Clearly, he was going to be a hard nut to crack, but I continued: "The white crystalline stuff that you put on your food exists on the nonverbal level. The word 'salt' exists on the verbal level. Anything we say about the nonverbal salt will be on the verbal level. What the others said about salt -- what it is made of, what we do with it -- gives us structural information about salt. This is revealing because once we differentiate between the verbal and nonverbal levels, structure can be the only link between them."
There seemed like the longest pause, then my instructor replied, "Yes, but they did not tell me what salt is, and neither have you."
From this point on the instructor called on me sparingly in class. I think he thought I must have been asked to enroll in his class by his tenure committee. We were graded that semester on the basis of several papers we were to write evaluating the material we read for the class. I continued a general semantic analysis in each of these papers, to the chagrin of my instructor. In the first paper I analyzed our readings from Aristotle from the standpoint of Korzybski. My instructor asked me to rewrite the paper twice, but never assigned a grade. He kept saying he didn't understand my points, and that I wasn't really "doing philosophy" anyway. Near the end of the semester I had turned in 7 papers, but had only two grades ... B and B-. On my last paper he wrote "please see me" and at that meeting asked me to drop the class. He said he didn't feel he could grade my work, and would let me out of the class ungraded if I would agree to depart peacefully. In the end, I didn't get my special scholarship; instead, I got the boot.
I guess you could say that my excursion into the philosophers' den made me empathize with Korzybski's evaluation on page 77 of Science and Sanity. It also made me realize that, regardless of Korzybski's verbosity, gs can be especially difficult for those who have a lifetime investment in the confusion of the orders of abstraction. I never was able to get my epistemology instructor to feel the difference between the verbal and nonverbal levels. Later I figured this is at least partly related to the need to visualize the korzybskian theory. Korzybski fussed so much about training with the Structural Differential because he knew you had to learn to visualize his theory in order to fully understand and apply it. I never got my philosophy teacher to visualize the levels of abstraction, and so he never got it.

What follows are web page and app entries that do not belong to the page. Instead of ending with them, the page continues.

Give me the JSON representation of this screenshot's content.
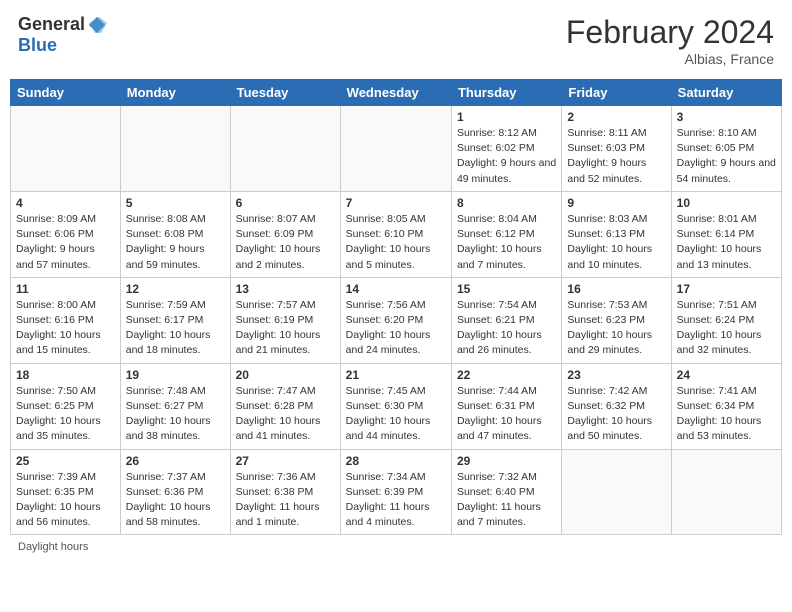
{
  "header": {
    "logo_general": "General",
    "logo_blue": "Blue",
    "month_year": "February 2024",
    "location": "Albias, France"
  },
  "days_of_week": [
    "Sunday",
    "Monday",
    "Tuesday",
    "Wednesday",
    "Thursday",
    "Friday",
    "Saturday"
  ],
  "weeks": [
    [
      {
        "day": "",
        "info": ""
      },
      {
        "day": "",
        "info": ""
      },
      {
        "day": "",
        "info": ""
      },
      {
        "day": "",
        "info": ""
      },
      {
        "day": "1",
        "info": "Sunrise: 8:12 AM\nSunset: 6:02 PM\nDaylight: 9 hours and 49 minutes."
      },
      {
        "day": "2",
        "info": "Sunrise: 8:11 AM\nSunset: 6:03 PM\nDaylight: 9 hours and 52 minutes."
      },
      {
        "day": "3",
        "info": "Sunrise: 8:10 AM\nSunset: 6:05 PM\nDaylight: 9 hours and 54 minutes."
      }
    ],
    [
      {
        "day": "4",
        "info": "Sunrise: 8:09 AM\nSunset: 6:06 PM\nDaylight: 9 hours and 57 minutes."
      },
      {
        "day": "5",
        "info": "Sunrise: 8:08 AM\nSunset: 6:08 PM\nDaylight: 9 hours and 59 minutes."
      },
      {
        "day": "6",
        "info": "Sunrise: 8:07 AM\nSunset: 6:09 PM\nDaylight: 10 hours and 2 minutes."
      },
      {
        "day": "7",
        "info": "Sunrise: 8:05 AM\nSunset: 6:10 PM\nDaylight: 10 hours and 5 minutes."
      },
      {
        "day": "8",
        "info": "Sunrise: 8:04 AM\nSunset: 6:12 PM\nDaylight: 10 hours and 7 minutes."
      },
      {
        "day": "9",
        "info": "Sunrise: 8:03 AM\nSunset: 6:13 PM\nDaylight: 10 hours and 10 minutes."
      },
      {
        "day": "10",
        "info": "Sunrise: 8:01 AM\nSunset: 6:14 PM\nDaylight: 10 hours and 13 minutes."
      }
    ],
    [
      {
        "day": "11",
        "info": "Sunrise: 8:00 AM\nSunset: 6:16 PM\nDaylight: 10 hours and 15 minutes."
      },
      {
        "day": "12",
        "info": "Sunrise: 7:59 AM\nSunset: 6:17 PM\nDaylight: 10 hours and 18 minutes."
      },
      {
        "day": "13",
        "info": "Sunrise: 7:57 AM\nSunset: 6:19 PM\nDaylight: 10 hours and 21 minutes."
      },
      {
        "day": "14",
        "info": "Sunrise: 7:56 AM\nSunset: 6:20 PM\nDaylight: 10 hours and 24 minutes."
      },
      {
        "day": "15",
        "info": "Sunrise: 7:54 AM\nSunset: 6:21 PM\nDaylight: 10 hours and 26 minutes."
      },
      {
        "day": "16",
        "info": "Sunrise: 7:53 AM\nSunset: 6:23 PM\nDaylight: 10 hours and 29 minutes."
      },
      {
        "day": "17",
        "info": "Sunrise: 7:51 AM\nSunset: 6:24 PM\nDaylight: 10 hours and 32 minutes."
      }
    ],
    [
      {
        "day": "18",
        "info": "Sunrise: 7:50 AM\nSunset: 6:25 PM\nDaylight: 10 hours and 35 minutes."
      },
      {
        "day": "19",
        "info": "Sunrise: 7:48 AM\nSunset: 6:27 PM\nDaylight: 10 hours and 38 minutes."
      },
      {
        "day": "20",
        "info": "Sunrise: 7:47 AM\nSunset: 6:28 PM\nDaylight: 10 hours and 41 minutes."
      },
      {
        "day": "21",
        "info": "Sunrise: 7:45 AM\nSunset: 6:30 PM\nDaylight: 10 hours and 44 minutes."
      },
      {
        "day": "22",
        "info": "Sunrise: 7:44 AM\nSunset: 6:31 PM\nDaylight: 10 hours and 47 minutes."
      },
      {
        "day": "23",
        "info": "Sunrise: 7:42 AM\nSunset: 6:32 PM\nDaylight: 10 hours and 50 minutes."
      },
      {
        "day": "24",
        "info": "Sunrise: 7:41 AM\nSunset: 6:34 PM\nDaylight: 10 hours and 53 minutes."
      }
    ],
    [
      {
        "day": "25",
        "info": "Sunrise: 7:39 AM\nSunset: 6:35 PM\nDaylight: 10 hours and 56 minutes."
      },
      {
        "day": "26",
        "info": "Sunrise: 7:37 AM\nSunset: 6:36 PM\nDaylight: 10 hours and 58 minutes."
      },
      {
        "day": "27",
        "info": "Sunrise: 7:36 AM\nSunset: 6:38 PM\nDaylight: 11 hours and 1 minute."
      },
      {
        "day": "28",
        "info": "Sunrise: 7:34 AM\nSunset: 6:39 PM\nDaylight: 11 hours and 4 minutes."
      },
      {
        "day": "29",
        "info": "Sunrise: 7:32 AM\nSunset: 6:40 PM\nDaylight: 11 hours and 7 minutes."
      },
      {
        "day": "",
        "info": ""
      },
      {
        "day": "",
        "info": ""
      }
    ]
  ],
  "footer": {
    "daylight_hours": "Daylight hours"
  }
}
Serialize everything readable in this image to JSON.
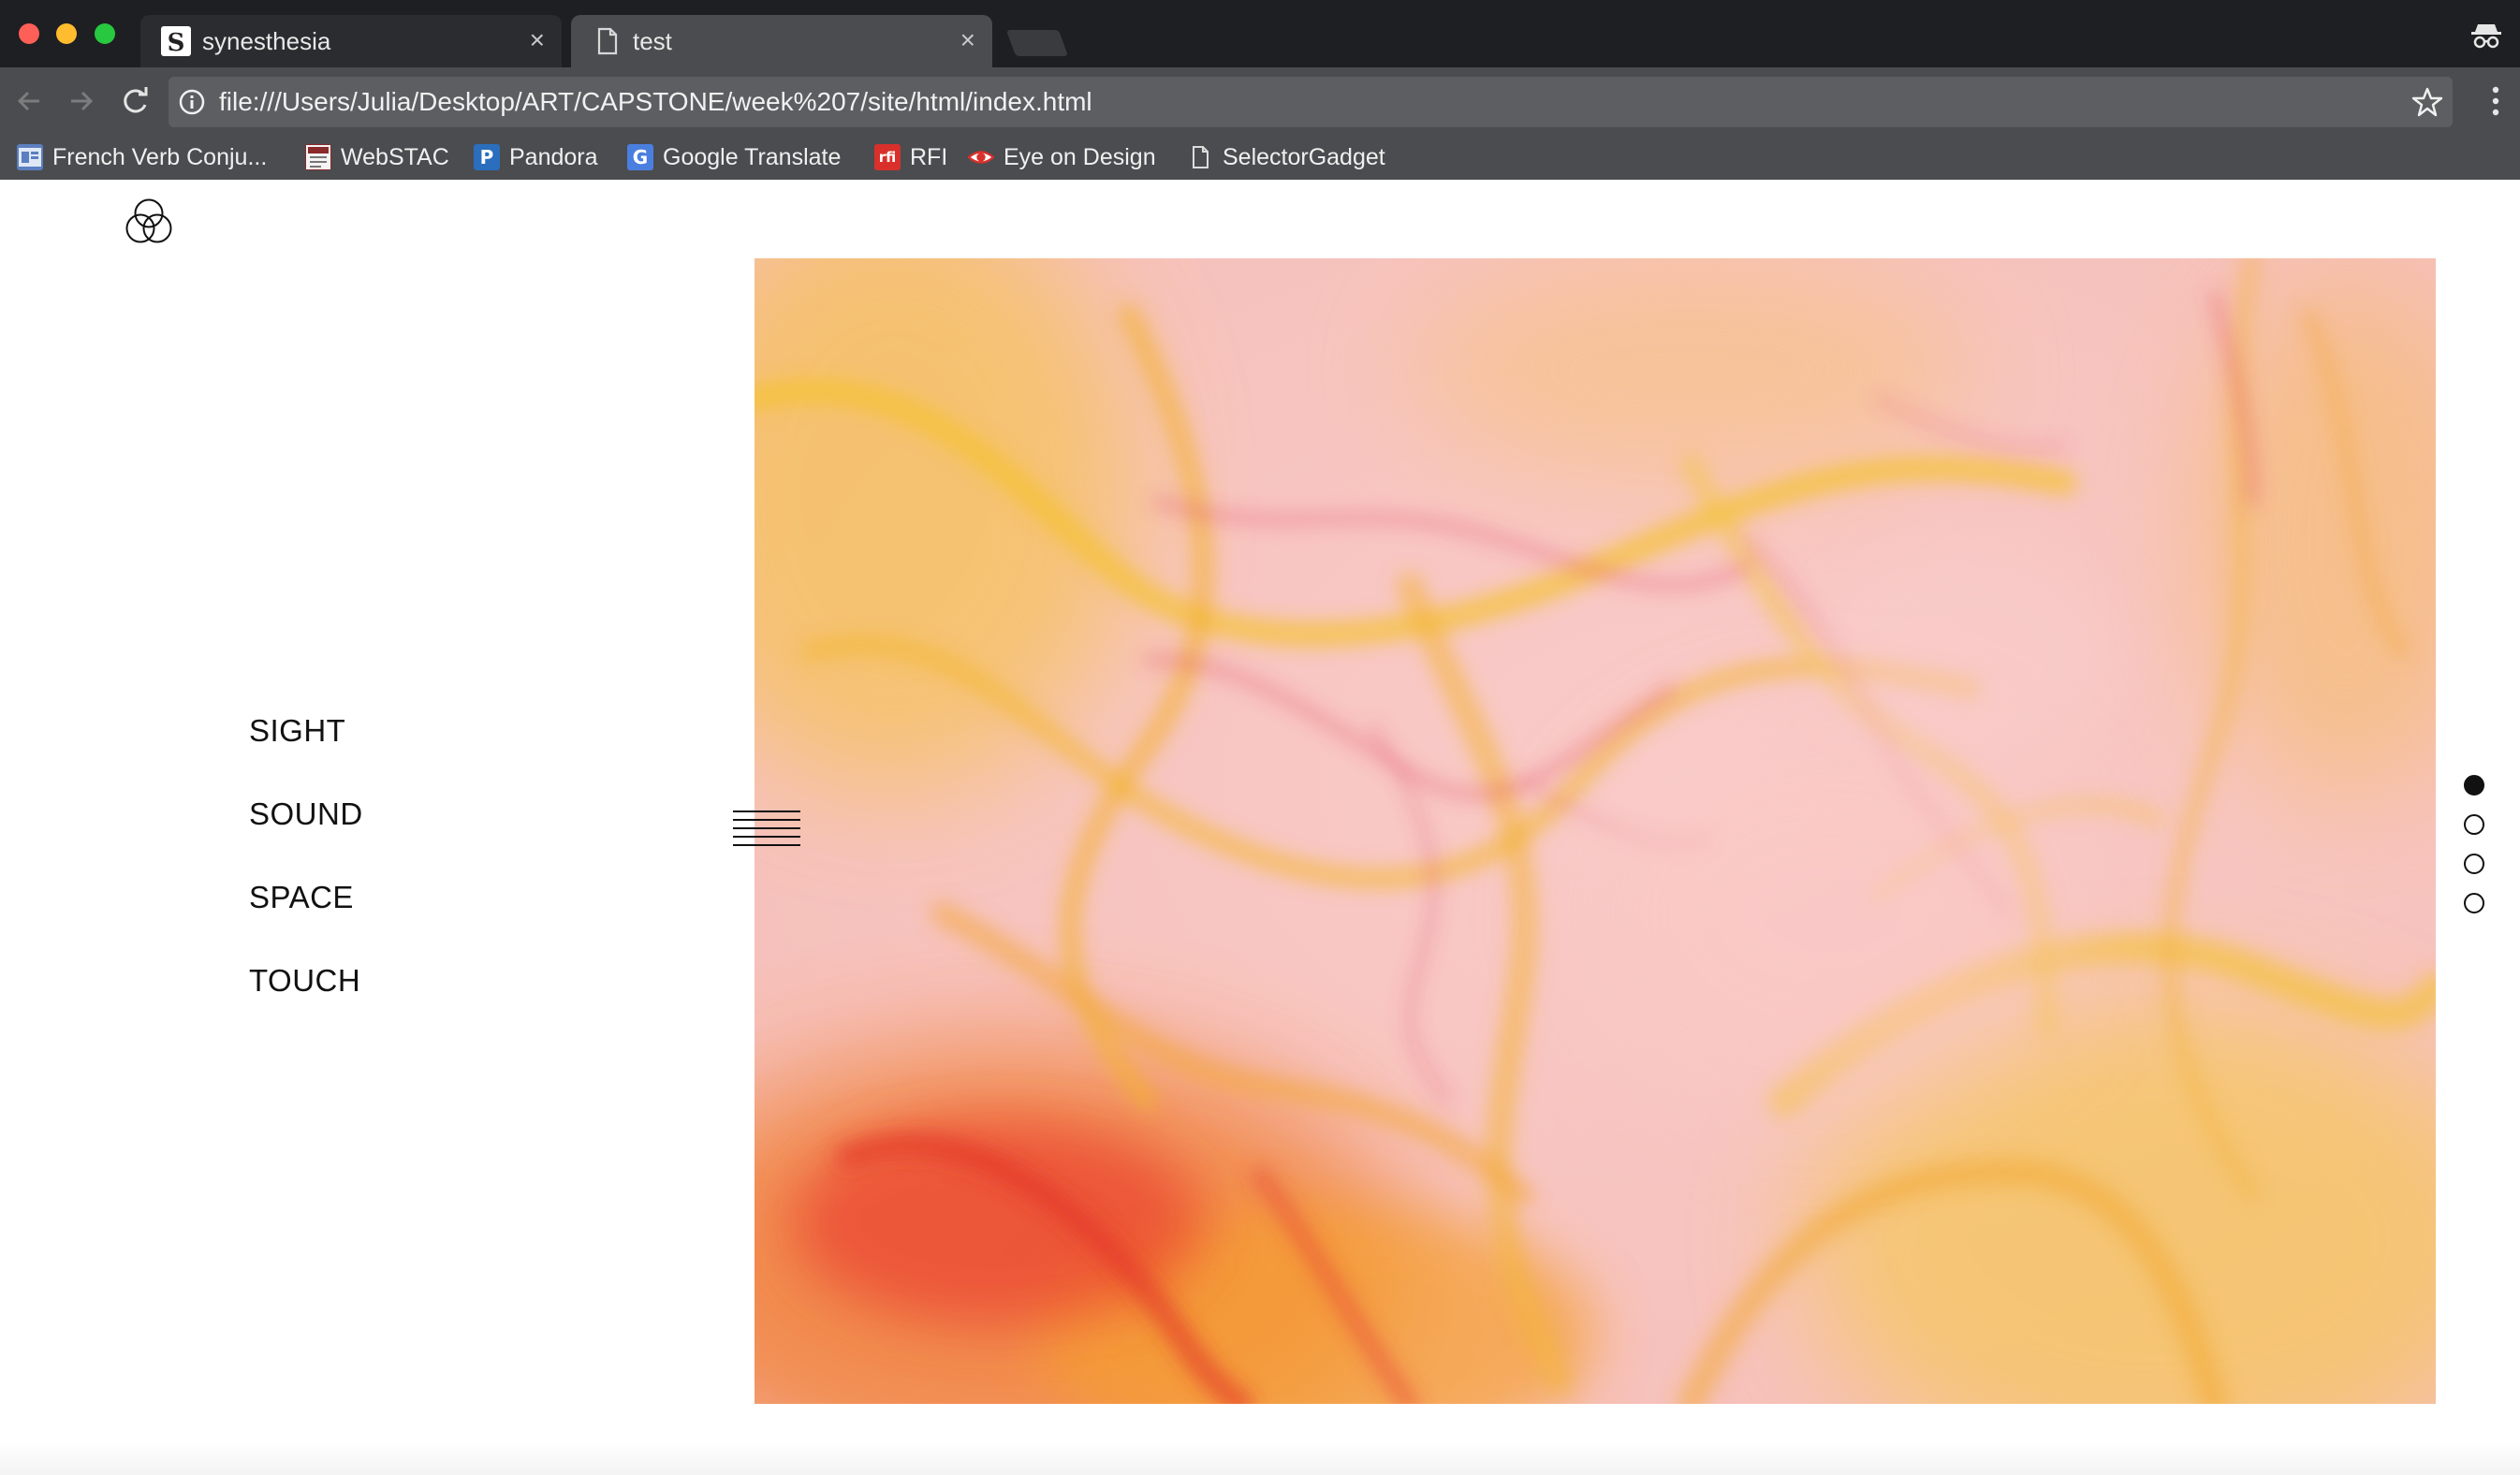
{
  "tabs": [
    {
      "title": "synesthesia",
      "favicon": "S",
      "active": false
    },
    {
      "title": "test",
      "favicon": "page-icon",
      "active": true
    }
  ],
  "tab_close_symbol": "×",
  "address_bar": {
    "url": "file:///Users/Julia/Desktop/ART/CAPSTONE/week%207/site/html/index.html"
  },
  "bookmarks": [
    {
      "label": "French Verb Conju...",
      "icon": "fr-icon",
      "color": "#5b7fbf"
    },
    {
      "label": "WebSTAC",
      "icon": "webstac-icon",
      "color": "#8a2a2a"
    },
    {
      "label": "Pandora",
      "icon": "P",
      "color": "#2a6ebd"
    },
    {
      "label": "Google Translate",
      "icon": "G",
      "color": "#4a7fe0"
    },
    {
      "label": "RFI",
      "icon": "rfi",
      "color": "#d9302b"
    },
    {
      "label": "Eye on Design",
      "icon": "eye-icon",
      "color": "#d9302b"
    },
    {
      "label": "SelectorGadget",
      "icon": "page-icon",
      "color": "#cccccc"
    }
  ],
  "site": {
    "nav": [
      "SIGHT",
      "SOUND",
      "SPACE",
      "TOUCH"
    ],
    "carousel": {
      "slides": 4,
      "active_index": 0
    }
  },
  "colors": {
    "tabbar_bg": "#1e1f22",
    "toolbar_bg": "#4b4c4f",
    "hero_pink": "#f7c3c2",
    "hero_yellow": "#f5c630",
    "hero_orange": "#f07a2a",
    "hero_red": "#e8394a"
  }
}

If we learn to visualize the different orders of abstraction, then we can see how the only relationship between the verbal and nonverbal levels must be structural. When we answer a question like 'what is salt' we will report back structural data, such as its composition, where it is found, what we use it for .... We won't try to force the verbal level to be the nonverbal level, or be depressed that it cannot. If we want to evaluate nonverbal salt on its level, we must be silent and look, touch, taste ... but not speak!